Released: July 1, 1993

"Overall, though, a generally well-told life. (Photos)"
Flawed but still head-and-shoulders above most film bios, a life of the Italian actor that focuses largely on his art but that soft-peddles the nitty-gritty of everyday life. Read full book review >
Released: July 1, 1993

The irrepressible Bloch (Psycho, and gobbets of brethren) kicks off his bouncy autobiography by calling it ``unauthorized,'' as if it appeared from apparitional fingers without his permission. Read full book review >
Released: July 1, 1993

"A frank, well-founded assessment not only of personalities but also of agendas and the dynamics of power in the top tier of black America at midcentury."
Scrupulously fair and intellectually astute, Janken's (African-American Studies/Univ. of North Carolina) portrait of a lesser-known member of the black scholarly elite in the mid-20th century provides a valuable look at the man, as well as at his milieu. Read full book review >
THE SIXTIES by Edmund Wilson
Released: July 1, 1993

"Candor and intelligence come through on every page—in this always absorbing journal by perhaps the last great man of American letters."
The last of Wilson's five volumes of journals is as entertaining and full of gossipy detail as the first four (The Fifties, 1986, etc.)—and together they form an amazing literary document of the first half of the century. Read full book review >
Released: June 30, 1993

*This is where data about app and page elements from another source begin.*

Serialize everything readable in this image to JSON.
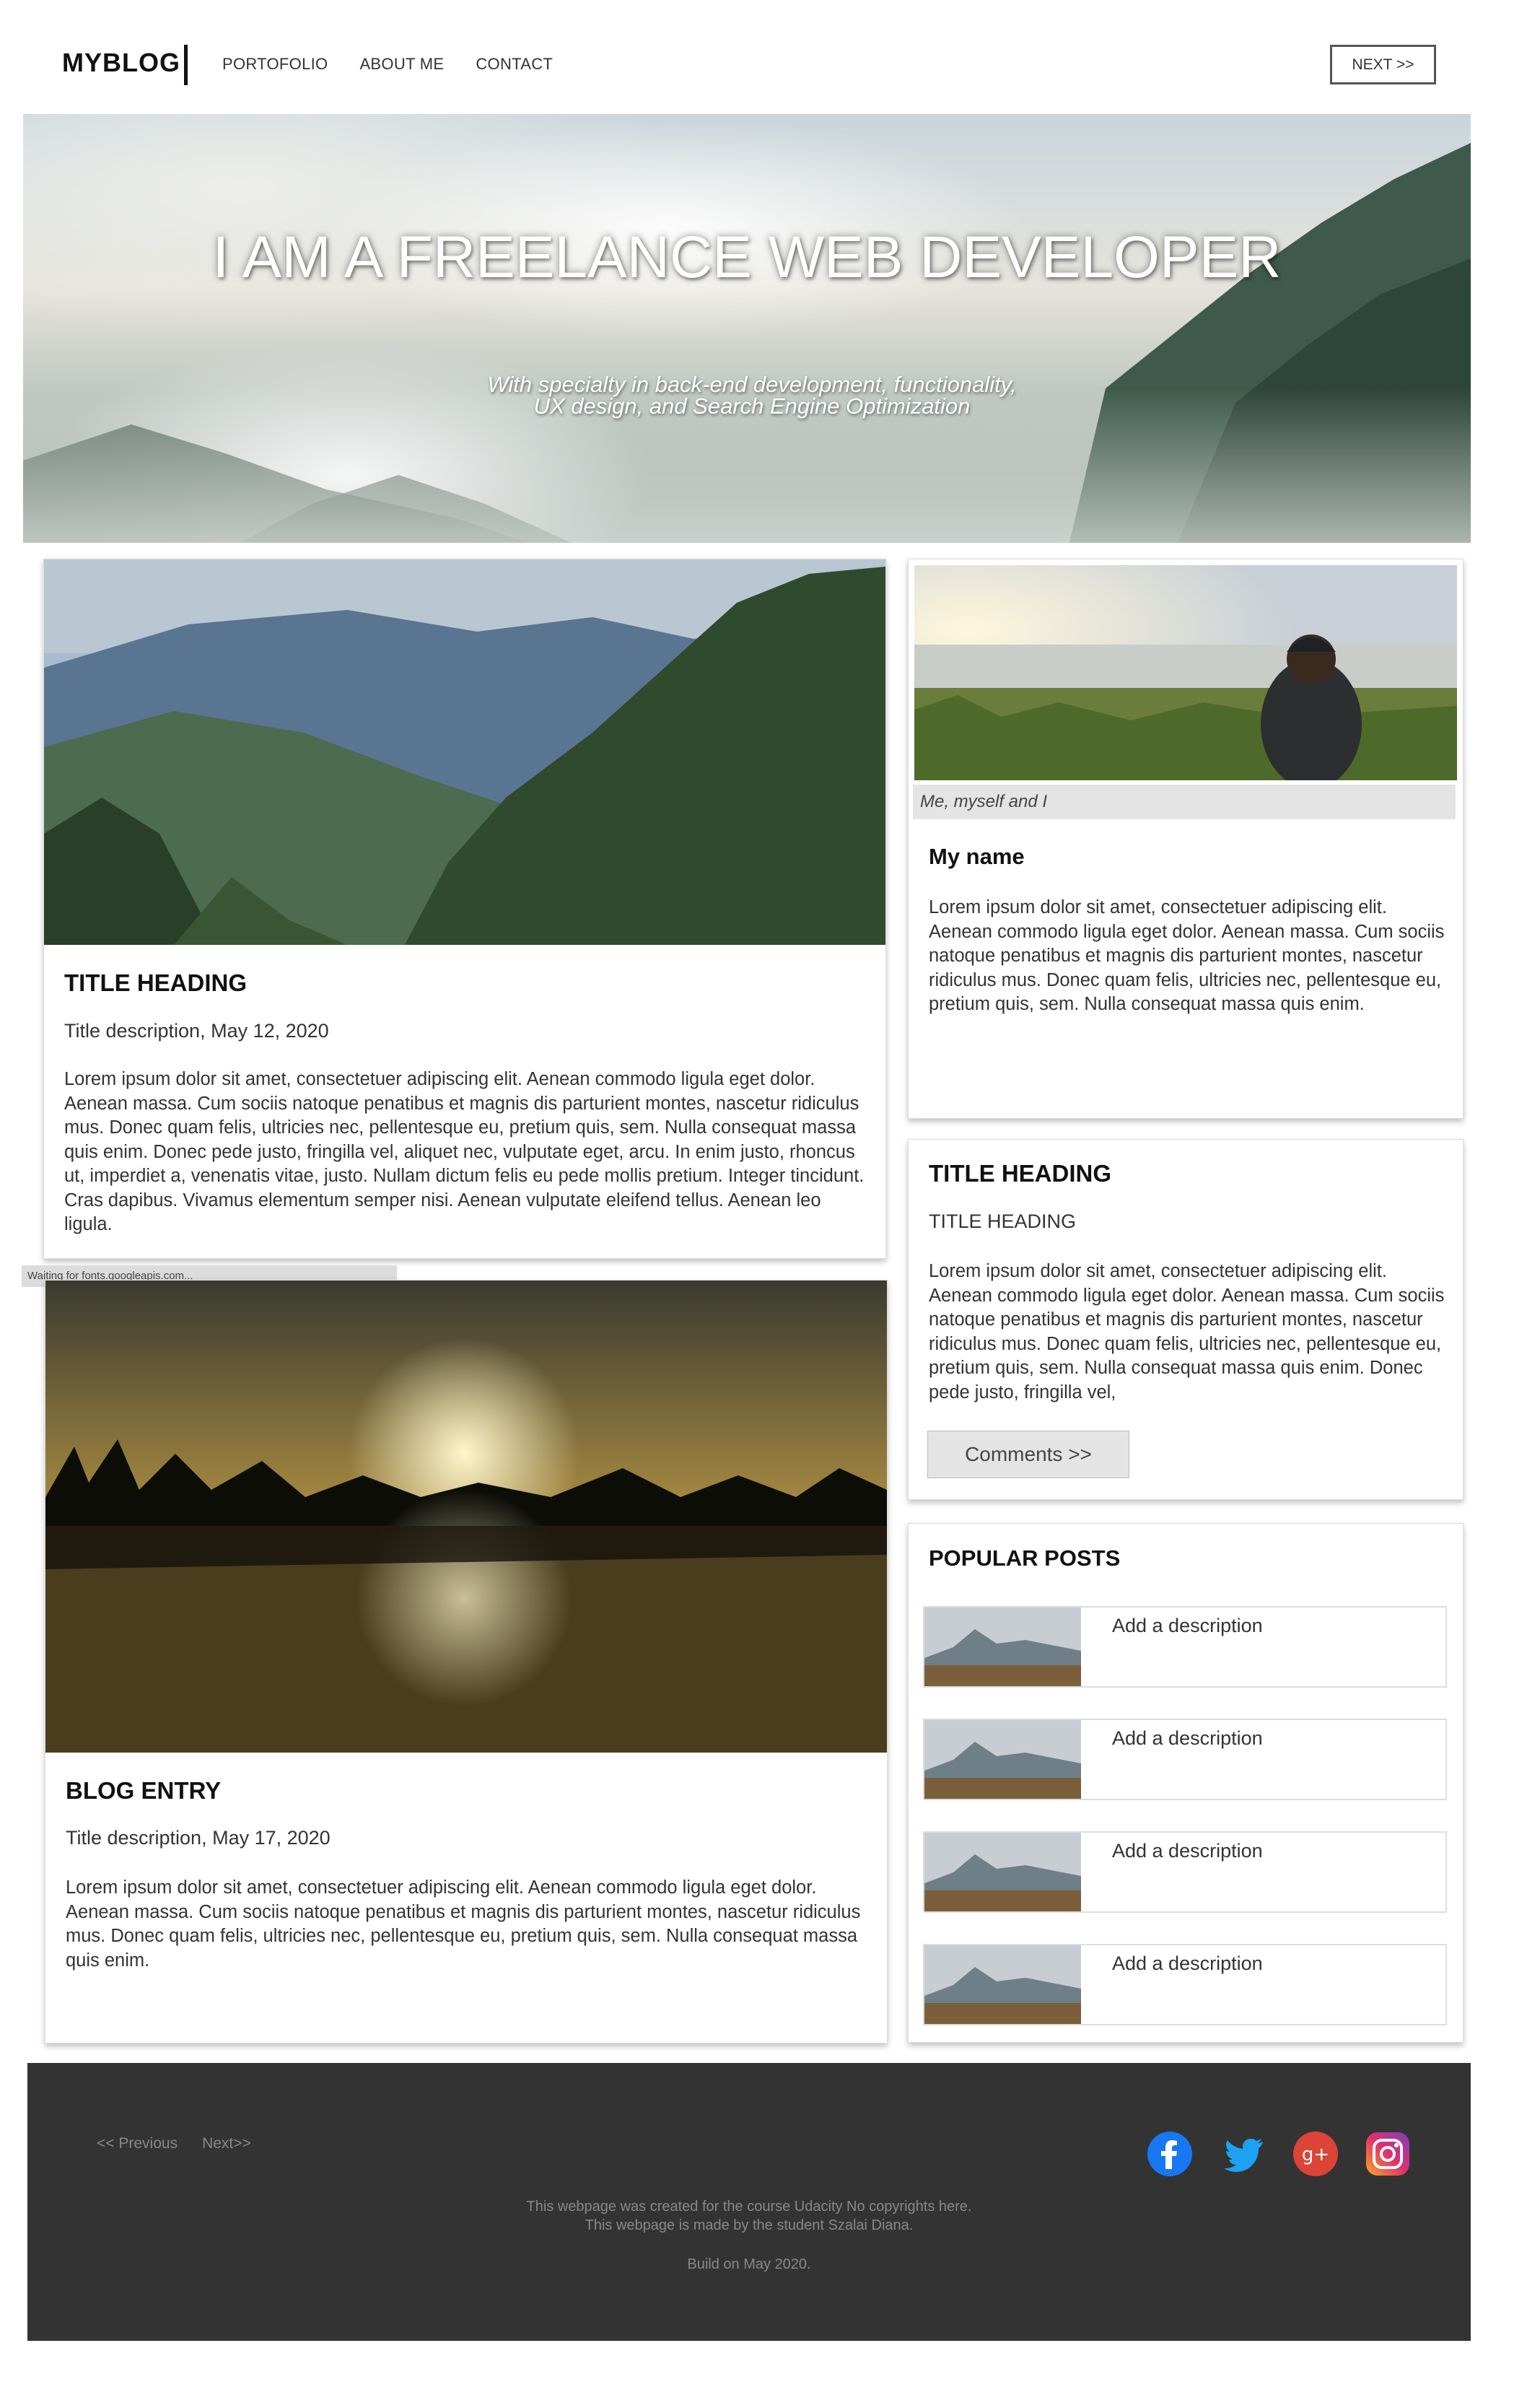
{
  "nav": {
    "brand": "MYBLOG",
    "links": [
      "PORTOFOLIO",
      "ABOUT ME",
      "CONTACT"
    ],
    "next_label": "NEXT >>"
  },
  "hero": {
    "title": "I AM A FREELANCE WEB DEVELOPER",
    "subtitle": "With specialty in back-end development, functionality, UX design, and Search Engine Optimization"
  },
  "posts": [
    {
      "title": "TITLE HEADING",
      "meta": "Title description, May 12, 2020",
      "body": "Lorem ipsum dolor sit amet, consectetuer adipiscing elit. Aenean commodo ligula eget dolor. Aenean massa. Cum sociis natoque penatibus et magnis dis parturient montes, nascetur ridiculus mus. Donec quam felis, ultricies nec, pellentesque eu, pretium quis, sem. Nulla consequat massa quis enim. Donec pede justo, fringilla vel, aliquet nec, vulputate eget, arcu. In enim justo, rhoncus ut, imperdiet a, venenatis vitae, justo. Nullam dictum felis eu pede mollis pretium. Integer tincidunt. Cras dapibus. Vivamus elementum semper nisi. Aenean vulputate eleifend tellus. Aenean leo ligula."
    },
    {
      "title": "BLOG ENTRY",
      "meta": "Title description, May 17, 2020",
      "body": "Lorem ipsum dolor sit amet, consectetuer adipiscing elit. Aenean commodo ligula eget dolor. Aenean massa. Cum sociis natoque penatibus et magnis dis parturient montes, nascetur ridiculus mus. Donec quam felis, ultricies nec, pellentesque eu, pretium quis, sem. Nulla consequat massa quis enim."
    }
  ],
  "status_bar": "Waiting for fonts.googleapis.com...",
  "about": {
    "caption": "Me, myself and I",
    "name": "My name",
    "body": "Lorem ipsum dolor sit amet, consectetuer adipiscing elit. Aenean commodo ligula eget dolor. Aenean massa. Cum sociis natoque penatibus et magnis dis parturient montes, nascetur ridiculus mus. Donec quam felis, ultricies nec, pellentesque eu, pretium quis, sem. Nulla consequat massa quis enim."
  },
  "side_post": {
    "title": "TITLE HEADING",
    "subtitle": "TITLE HEADING",
    "body": "Lorem ipsum dolor sit amet, consectetuer adipiscing elit. Aenean commodo ligula eget dolor. Aenean massa. Cum sociis natoque penatibus et magnis dis parturient montes, nascetur ridiculus mus. Donec quam felis, ultricies nec, pellentesque eu, pretium quis, sem. Nulla consequat massa quis enim. Donec pede justo, fringilla vel,",
    "button": "Comments >>"
  },
  "popular": {
    "title": "POPULAR POSTS",
    "items": [
      "Add a description",
      "Add a description",
      "Add a description",
      "Add a description"
    ]
  },
  "footer": {
    "prev": "<< Previous",
    "next": "Next>>",
    "line1": "This webpage was created for the course Udacity No copyrights here.",
    "line2": "This webpage is made by the student Szalai Diana.",
    "line3": "Build on May 2020.",
    "social": [
      "facebook-icon",
      "twitter-icon",
      "google-plus-icon",
      "instagram-icon"
    ],
    "colors": {
      "facebook": "#1877f2",
      "twitter": "#1da1f2",
      "google": "#db4437",
      "instagram": "#c13584"
    }
  }
}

"Though foulmouthed, Loesser grows on you wonderfully through his daughter's eyes."
Engaging life of brilliant lyricist, songwriter, and composer Frank Loesser (1910-69), whose genius with words brings life to this loving biography by his daughter (a journalist, editor, geologist, etc., who's been published in Life and Family Circle). Read full book review >
MONSTER by Kody Scott
Released: June 28, 1993

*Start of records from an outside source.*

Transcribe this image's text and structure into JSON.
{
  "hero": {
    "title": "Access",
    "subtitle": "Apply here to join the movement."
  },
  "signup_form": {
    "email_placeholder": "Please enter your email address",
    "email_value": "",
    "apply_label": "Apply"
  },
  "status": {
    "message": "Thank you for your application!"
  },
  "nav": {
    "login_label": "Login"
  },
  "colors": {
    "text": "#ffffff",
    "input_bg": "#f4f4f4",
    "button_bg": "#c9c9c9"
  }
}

"Anyone who wants to know why L.A. burned will find the chilling answer here. (First printing of 65,000; first serial rights to Esquire)"
LÇon Bing's study of L.A. gangs, Do or Die (1991) featured on its cover an awesomely muscular African-American male, naked to the waist, wearing sunglasses and wielding an automatic weapon. Read full book review >
Kirkus Interview
Bill Browder
author of RED NOTICE
March 24, 2015

Bill Browder’s Red Notice is a nonfiction political thriller about an American financier in the Wild East of Russia, the murder of his principled young tax attorney, and his mission to expose the Kremlin’s corruption. In 2007, a group of Russian law enforcement officers raided Browder’s offices in Moscow and stole $230 million of taxes that his fund’s companies had paid to the Russian government. Browder’s attorney Sergei Magnitsky investigated the incident and uncovered a sprawling criminal enterprise. A month after Sergei testified against the officials involved, he was arrested and thrown into pre-trial detention, where he was tortured for a year. On November 16, 2009, he was led to an isolation chamber, handcuffed to a bedrail, and beaten to death by eight guards in full riot gear. “It may be that ‘Russian stories never have happy endings,’ ” our reviewer writes about Red Notice, “but Browder’s account more than compensates by ferociously unmasking Putin’s thugocracy.” View video >